The angiogram revealed that Cammarata did indeed have significant atherosclerosis, including a 90 percent complex blockage involving the bifurcation branch of a major heart artery, putting him at risk for a heart attack at any time.
Due to the complex location of the heart blockage, Vashist said he was most likely a candidate for open-heart surgery known as coronary-artery bypass surgery.
But Cammarata asked, “Is there a Plan B?” Complications or a long recovery period were possibilities he wanted to avoid. He wanted to be able to continue taking care of his wife Nancy, who has advanced adrenal cancer.
So Vashist and his team placed two cardiac stents via the wrist to prop open Cammarata’s blocked heart artery, helping him avoid invasive bypass surgery.
“Dr. Vashist really listened to me and to my ongoing symptoms,” says Cammarata. “His suspicions about a possible heart blockage were spot on.
“Finding a doctor who listens and has experience is really important,” he adds. “I am very happy that Dr. Vashist was a thoughtful listener and proactively saved my life.”
A follow-up stress test has confirmed that Cammarata now has normal heart function.
“His story embodies the advanced and compassionate care we provide here at UConn Health,” says Vashist.
Cammarata says he hopes that speaking about his case can help others. “I hope my experience might motivate someone to pursue persistent symptoms despite tests that may indicate nothing seems wrong,” he says. “My story is good lesson to everyone. Always listen to your body. You know it best, so stick with your instincts.”
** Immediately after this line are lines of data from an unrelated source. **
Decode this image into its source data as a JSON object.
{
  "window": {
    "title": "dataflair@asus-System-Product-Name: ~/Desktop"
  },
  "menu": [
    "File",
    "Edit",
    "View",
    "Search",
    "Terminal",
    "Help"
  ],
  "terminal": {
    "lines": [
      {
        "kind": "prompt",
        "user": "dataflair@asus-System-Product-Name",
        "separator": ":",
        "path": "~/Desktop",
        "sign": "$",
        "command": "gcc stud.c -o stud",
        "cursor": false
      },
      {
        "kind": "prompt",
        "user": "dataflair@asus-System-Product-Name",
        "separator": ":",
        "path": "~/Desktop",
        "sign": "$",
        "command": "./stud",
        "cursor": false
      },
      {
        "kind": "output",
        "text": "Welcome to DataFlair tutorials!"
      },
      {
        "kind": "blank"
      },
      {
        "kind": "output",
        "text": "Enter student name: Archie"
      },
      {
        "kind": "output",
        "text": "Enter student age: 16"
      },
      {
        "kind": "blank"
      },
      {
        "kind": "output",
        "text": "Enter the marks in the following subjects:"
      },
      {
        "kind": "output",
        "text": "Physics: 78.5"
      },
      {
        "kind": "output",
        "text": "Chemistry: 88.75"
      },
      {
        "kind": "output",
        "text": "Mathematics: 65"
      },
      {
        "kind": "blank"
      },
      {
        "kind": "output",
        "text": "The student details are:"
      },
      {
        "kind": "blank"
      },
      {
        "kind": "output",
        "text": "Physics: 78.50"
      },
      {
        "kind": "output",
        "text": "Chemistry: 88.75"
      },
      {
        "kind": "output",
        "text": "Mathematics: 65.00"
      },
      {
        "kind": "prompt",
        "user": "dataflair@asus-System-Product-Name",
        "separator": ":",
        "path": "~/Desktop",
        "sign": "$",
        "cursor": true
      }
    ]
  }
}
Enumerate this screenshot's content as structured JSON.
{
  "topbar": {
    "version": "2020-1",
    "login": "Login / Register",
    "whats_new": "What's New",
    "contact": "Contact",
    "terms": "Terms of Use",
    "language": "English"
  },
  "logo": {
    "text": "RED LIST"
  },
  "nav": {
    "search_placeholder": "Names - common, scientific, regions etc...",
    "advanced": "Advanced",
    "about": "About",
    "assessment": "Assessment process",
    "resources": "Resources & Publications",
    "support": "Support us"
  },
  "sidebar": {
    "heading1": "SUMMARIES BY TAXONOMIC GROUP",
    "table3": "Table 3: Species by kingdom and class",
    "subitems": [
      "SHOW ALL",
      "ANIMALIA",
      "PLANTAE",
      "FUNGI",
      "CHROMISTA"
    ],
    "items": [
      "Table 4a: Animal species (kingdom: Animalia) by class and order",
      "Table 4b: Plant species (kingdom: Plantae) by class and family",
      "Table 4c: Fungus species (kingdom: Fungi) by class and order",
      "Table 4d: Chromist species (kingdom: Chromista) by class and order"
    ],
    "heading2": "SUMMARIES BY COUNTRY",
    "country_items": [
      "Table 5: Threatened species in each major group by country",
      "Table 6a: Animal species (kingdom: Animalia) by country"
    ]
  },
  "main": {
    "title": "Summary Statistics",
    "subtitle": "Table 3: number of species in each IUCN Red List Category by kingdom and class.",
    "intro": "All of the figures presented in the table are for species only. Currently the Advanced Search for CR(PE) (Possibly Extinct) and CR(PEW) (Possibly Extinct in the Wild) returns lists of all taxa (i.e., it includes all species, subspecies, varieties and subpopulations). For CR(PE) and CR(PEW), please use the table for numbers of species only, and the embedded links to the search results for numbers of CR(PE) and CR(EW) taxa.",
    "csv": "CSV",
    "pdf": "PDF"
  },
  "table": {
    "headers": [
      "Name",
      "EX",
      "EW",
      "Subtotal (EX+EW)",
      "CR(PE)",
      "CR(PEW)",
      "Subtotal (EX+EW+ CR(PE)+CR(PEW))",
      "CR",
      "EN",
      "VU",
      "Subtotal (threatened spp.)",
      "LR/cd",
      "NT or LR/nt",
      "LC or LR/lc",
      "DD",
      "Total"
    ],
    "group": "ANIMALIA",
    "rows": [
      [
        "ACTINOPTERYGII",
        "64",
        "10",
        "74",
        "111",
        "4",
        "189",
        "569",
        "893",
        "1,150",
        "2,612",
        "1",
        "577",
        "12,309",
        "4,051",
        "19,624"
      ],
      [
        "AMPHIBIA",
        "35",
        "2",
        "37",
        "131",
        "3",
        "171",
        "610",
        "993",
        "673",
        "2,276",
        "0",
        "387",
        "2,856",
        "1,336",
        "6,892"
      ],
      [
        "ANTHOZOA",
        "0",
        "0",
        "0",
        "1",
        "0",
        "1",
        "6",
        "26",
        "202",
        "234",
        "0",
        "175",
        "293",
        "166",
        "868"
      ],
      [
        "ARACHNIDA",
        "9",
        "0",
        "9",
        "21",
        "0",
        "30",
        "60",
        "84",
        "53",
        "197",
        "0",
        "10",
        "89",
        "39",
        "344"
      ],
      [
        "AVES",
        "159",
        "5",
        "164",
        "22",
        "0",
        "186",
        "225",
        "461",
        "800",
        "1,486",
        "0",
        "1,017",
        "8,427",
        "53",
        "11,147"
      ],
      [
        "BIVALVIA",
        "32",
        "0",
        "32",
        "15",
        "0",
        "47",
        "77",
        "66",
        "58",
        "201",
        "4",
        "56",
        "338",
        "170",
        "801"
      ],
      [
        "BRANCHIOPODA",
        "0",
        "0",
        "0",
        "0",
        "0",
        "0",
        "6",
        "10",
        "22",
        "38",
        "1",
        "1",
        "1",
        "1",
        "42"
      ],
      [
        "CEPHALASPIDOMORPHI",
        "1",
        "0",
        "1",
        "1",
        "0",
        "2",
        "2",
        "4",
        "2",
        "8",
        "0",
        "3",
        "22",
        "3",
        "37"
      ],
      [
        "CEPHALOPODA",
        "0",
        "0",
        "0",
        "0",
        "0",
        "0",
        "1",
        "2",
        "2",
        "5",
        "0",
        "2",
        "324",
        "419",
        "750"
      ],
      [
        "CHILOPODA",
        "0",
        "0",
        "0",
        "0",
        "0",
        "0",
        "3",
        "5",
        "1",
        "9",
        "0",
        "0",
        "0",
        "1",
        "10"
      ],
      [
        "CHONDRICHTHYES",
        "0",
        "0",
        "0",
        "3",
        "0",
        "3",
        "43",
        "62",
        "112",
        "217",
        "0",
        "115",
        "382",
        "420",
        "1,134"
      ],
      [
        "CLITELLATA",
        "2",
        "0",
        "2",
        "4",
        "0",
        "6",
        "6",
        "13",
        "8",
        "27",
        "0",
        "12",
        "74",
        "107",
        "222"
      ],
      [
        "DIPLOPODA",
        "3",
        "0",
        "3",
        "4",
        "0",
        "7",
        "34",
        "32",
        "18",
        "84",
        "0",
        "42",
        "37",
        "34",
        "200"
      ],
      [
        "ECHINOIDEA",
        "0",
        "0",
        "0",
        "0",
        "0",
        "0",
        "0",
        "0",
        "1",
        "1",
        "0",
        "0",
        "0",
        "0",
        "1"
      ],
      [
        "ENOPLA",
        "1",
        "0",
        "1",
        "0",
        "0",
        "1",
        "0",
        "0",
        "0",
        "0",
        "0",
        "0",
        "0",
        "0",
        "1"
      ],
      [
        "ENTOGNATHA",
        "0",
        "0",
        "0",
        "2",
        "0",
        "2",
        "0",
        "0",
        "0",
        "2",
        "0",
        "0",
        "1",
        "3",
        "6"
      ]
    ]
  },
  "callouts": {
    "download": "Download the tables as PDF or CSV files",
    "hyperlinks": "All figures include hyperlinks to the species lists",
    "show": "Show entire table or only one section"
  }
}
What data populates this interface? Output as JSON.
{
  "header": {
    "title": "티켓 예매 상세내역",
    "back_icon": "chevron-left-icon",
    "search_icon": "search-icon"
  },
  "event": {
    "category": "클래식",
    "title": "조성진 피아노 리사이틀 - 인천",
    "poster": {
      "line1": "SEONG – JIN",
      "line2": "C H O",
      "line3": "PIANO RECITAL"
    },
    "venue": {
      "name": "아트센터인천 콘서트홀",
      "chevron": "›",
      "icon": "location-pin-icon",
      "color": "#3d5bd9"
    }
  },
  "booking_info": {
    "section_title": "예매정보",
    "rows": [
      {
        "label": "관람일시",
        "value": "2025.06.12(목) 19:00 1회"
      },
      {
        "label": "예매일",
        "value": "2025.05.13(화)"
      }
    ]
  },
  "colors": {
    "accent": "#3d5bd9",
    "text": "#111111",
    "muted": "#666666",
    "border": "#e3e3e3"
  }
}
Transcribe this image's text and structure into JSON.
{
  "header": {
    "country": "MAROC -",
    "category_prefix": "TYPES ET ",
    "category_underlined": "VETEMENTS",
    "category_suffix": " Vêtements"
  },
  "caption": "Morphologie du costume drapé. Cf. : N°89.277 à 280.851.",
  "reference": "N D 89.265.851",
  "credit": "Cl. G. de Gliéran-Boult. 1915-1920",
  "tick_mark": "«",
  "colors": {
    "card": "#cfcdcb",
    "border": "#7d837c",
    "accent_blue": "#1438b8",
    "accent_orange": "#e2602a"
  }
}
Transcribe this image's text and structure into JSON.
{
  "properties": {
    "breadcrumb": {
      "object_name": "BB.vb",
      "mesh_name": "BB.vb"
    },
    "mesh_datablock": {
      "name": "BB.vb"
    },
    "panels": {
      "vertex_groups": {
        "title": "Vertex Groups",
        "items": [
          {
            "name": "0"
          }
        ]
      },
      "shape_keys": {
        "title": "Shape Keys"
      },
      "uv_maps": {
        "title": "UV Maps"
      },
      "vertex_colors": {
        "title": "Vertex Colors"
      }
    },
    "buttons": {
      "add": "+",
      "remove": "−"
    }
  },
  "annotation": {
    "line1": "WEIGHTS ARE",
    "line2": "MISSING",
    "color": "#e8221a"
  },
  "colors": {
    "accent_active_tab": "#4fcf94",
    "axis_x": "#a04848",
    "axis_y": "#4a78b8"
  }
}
To learn more about the Pat and Jim Calhoun Cardiology Center at UConn Health visit, health.uconn.edu/cardiology.